COHSE Medical Services Guild.
The Medical Services Guild is rapidly becoming one of the most virile sections within the Confederation of Health Service Employees (COHSE)
At the first of these over which Dr. Jeger, (Member of Parliament), the COHSE Guild's London Regional Chairman, presided, Dr. Charles Brook, leader of the Labour Group on the Kent County Council, stressed that the Guild in no way conflicted with the strictly professional bodies like the B.M.A., or the B.D.A., etc., in which Guild members should still retain their membership.
When he was a member of the L.C.C., he had seen many examples of the professional bodies putting cases very badly in contrast with our own Organisation, and C.O.H.S.E., with its well-established machinery and competent officers in every region, could meet the needs of all Health Workers employed in
the new Health Service.
The proposed Regional Boards were bound to give decisions from time to time affecting all sections, which made the need for a united body all the more essential.
Dr. Charles Brook stressed there was full democratic control in our Organisation, and said in the "teething stage" of the new Health Centres there were bound to be problems which could lie examined by each section or guild and by the Organisation as a whole.
This aspect was also touched upon by Dr. Jeger, who said that C.O.H.S.E. knew no class distinction.
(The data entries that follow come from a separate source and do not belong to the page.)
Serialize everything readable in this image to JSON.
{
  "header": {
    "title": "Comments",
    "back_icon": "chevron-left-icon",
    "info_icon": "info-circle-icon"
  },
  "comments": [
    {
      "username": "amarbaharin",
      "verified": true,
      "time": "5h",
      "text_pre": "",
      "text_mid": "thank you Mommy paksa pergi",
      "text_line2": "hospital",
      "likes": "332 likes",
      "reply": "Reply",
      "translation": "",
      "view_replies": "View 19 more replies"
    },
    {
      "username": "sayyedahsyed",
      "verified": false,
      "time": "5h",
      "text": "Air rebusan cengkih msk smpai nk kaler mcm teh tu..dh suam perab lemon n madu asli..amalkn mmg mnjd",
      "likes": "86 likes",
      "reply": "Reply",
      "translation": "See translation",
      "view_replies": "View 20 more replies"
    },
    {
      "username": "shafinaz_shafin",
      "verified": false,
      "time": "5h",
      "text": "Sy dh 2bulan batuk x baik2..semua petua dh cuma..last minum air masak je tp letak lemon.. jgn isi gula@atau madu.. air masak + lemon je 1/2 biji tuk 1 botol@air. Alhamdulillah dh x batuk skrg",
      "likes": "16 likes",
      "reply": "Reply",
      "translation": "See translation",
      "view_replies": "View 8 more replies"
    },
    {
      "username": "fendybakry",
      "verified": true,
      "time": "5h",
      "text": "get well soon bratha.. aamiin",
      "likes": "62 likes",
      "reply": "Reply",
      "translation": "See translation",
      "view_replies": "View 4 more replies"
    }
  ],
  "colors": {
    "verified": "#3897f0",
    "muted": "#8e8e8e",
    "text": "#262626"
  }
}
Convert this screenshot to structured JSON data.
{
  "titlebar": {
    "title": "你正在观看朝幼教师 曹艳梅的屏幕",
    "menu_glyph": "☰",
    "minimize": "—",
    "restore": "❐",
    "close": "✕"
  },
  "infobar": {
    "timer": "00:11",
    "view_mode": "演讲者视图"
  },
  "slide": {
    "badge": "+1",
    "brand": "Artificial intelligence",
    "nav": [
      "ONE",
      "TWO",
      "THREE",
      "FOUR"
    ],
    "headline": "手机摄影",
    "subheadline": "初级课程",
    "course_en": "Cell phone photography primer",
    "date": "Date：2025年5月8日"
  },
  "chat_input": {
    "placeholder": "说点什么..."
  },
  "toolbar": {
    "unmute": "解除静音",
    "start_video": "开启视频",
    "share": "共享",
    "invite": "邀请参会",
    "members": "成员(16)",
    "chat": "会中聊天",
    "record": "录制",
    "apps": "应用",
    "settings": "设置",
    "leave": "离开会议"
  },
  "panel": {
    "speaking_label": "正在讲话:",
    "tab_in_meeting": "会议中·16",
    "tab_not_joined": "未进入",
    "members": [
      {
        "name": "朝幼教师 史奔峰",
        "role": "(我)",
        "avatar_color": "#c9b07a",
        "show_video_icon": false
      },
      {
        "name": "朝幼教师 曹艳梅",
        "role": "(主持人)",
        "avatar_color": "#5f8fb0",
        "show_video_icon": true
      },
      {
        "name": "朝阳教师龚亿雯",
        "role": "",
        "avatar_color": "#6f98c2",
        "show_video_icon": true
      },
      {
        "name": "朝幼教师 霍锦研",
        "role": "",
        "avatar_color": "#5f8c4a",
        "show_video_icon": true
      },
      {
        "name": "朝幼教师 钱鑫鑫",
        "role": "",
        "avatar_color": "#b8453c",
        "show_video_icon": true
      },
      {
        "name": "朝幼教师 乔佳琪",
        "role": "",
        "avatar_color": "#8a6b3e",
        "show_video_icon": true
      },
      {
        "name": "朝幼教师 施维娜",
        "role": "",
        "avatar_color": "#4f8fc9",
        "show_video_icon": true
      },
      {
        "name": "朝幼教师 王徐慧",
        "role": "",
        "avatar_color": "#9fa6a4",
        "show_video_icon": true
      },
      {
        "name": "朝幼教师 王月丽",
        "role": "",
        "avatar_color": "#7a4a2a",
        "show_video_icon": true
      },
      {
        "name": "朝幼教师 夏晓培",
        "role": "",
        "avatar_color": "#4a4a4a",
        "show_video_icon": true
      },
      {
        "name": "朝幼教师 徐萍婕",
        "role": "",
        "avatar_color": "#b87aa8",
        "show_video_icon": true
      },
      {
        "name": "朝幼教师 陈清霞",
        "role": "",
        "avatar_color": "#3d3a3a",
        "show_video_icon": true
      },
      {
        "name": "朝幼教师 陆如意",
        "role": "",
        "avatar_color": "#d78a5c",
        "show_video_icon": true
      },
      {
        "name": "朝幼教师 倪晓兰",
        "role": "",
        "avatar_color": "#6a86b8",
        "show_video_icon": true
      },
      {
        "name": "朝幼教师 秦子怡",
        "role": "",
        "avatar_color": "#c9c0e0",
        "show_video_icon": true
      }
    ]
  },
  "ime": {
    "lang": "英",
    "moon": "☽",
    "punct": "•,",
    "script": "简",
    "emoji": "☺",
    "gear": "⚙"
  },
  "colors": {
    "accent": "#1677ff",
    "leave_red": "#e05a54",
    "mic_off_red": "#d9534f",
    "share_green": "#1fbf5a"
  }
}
The only concession to the various sections was to organise them in their own particular Guild in order that special matters relating to the individual sections could be thoroughly discussed.
The aim of the Confederation was to raise the standard of service, and to see to it that everybody employed in the Service worked under ideal conditions.
Other speakers emphasised that technical staffs had been less successful than other Health Workers in securing improvements because they had not been so well organised.
Mr. Kirby, a radiographer, said they had only to look at the new wage scales to see what a mess the professional bodies had made.
"The medical ancillary services," he added, "used to think the professional bodies would do all that was necessary for them, but if we are to conduct negotiations with the Health Minister and other bodies concerned, our organisation within the Confederation is essential."
As a pharmacist of 20 years' standing, Miss Mitchell said special departments in the hospitals had developed enormously, and although they were staffed by officers with the highest qualifications, pay and conditions left much to be desired.
Replying to a questioner, who said ancillary services had not obtained as many concessions as other grades, Miss Mitchell stressed that when wage rates were under discussion employing bodies knew that professional organisations would be easier to deal with and, therefore, the Trade Union representatives were not invited, with results which are now apparent.
Another questioner asked if there was adequate representation of the various sections within tile Confederation Dr Brook, in reply, outlined the Organisation within the Regions and stated that where Advisory Committees to the various Guilds were established, the endeavor was always to make such Committees widely representative of the various grades within the Guild.
Other replies stressed that there was no discrimination against members who "contracted-out" from the affiliation fee to the Labour Party, and to one questioner who suggested that Labour Party affiliation was a handicap in fighting Labour-controlled authority. Dr. Brook said from his own experience the two original bodies of C.O.H.S.E., the old Mental Health & Intuitional Workers Union and National Union County Officers, had always been the strongest fighters on behalf of their members, no matter which party controlled the authority.,-